Get There:
Brussels Airlines has 3-4 flights a day during the week; 1 on Saturdays & 2 on Sundays
www.brusselsairlines.com

Eat:
Chez Léon
18 rue des Bouchers
Phone: (32) 2 511 14 15
Web: www.chezleon.be

Rouge Tomate
190 avenue Louise
Phone: 32 2 647 70 44
Email: info@rougetomate.be
Web: www.rougetomate.com

Planète Chocolat
Rue du Lombard 24
Phone: (32) 2 511 07 55
Email: planetechocolat@skynet.be
Web: www.planetechocolat.be

Sleep:
Brussels Marriott Hotel
Rue Auguste Orts 3-7/Grand Place
Phone: (32) 2 516 90 90
Web: www.marriott.com

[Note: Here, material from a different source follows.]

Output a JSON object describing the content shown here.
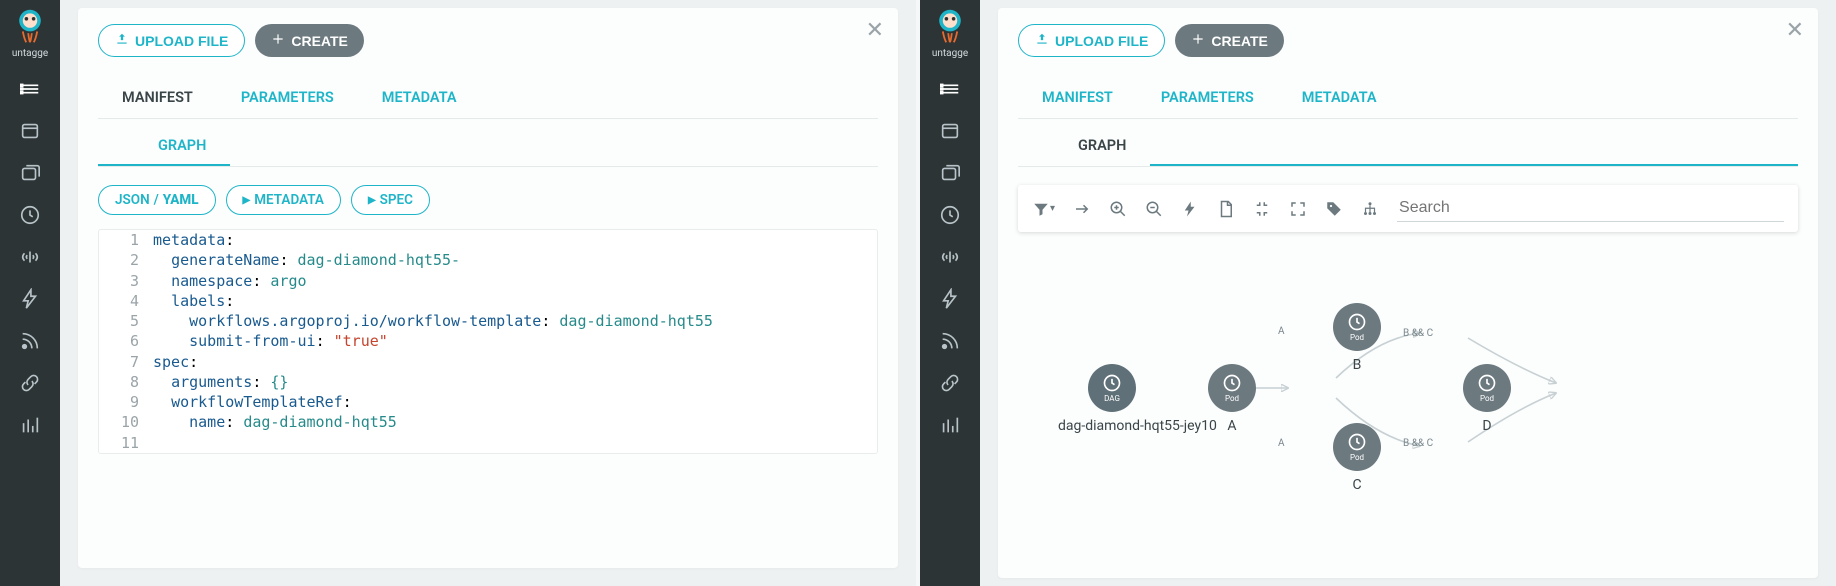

More information:
Brussels International, tourist portal
www.brusselsinternational.be
www.brussels-gourmet.be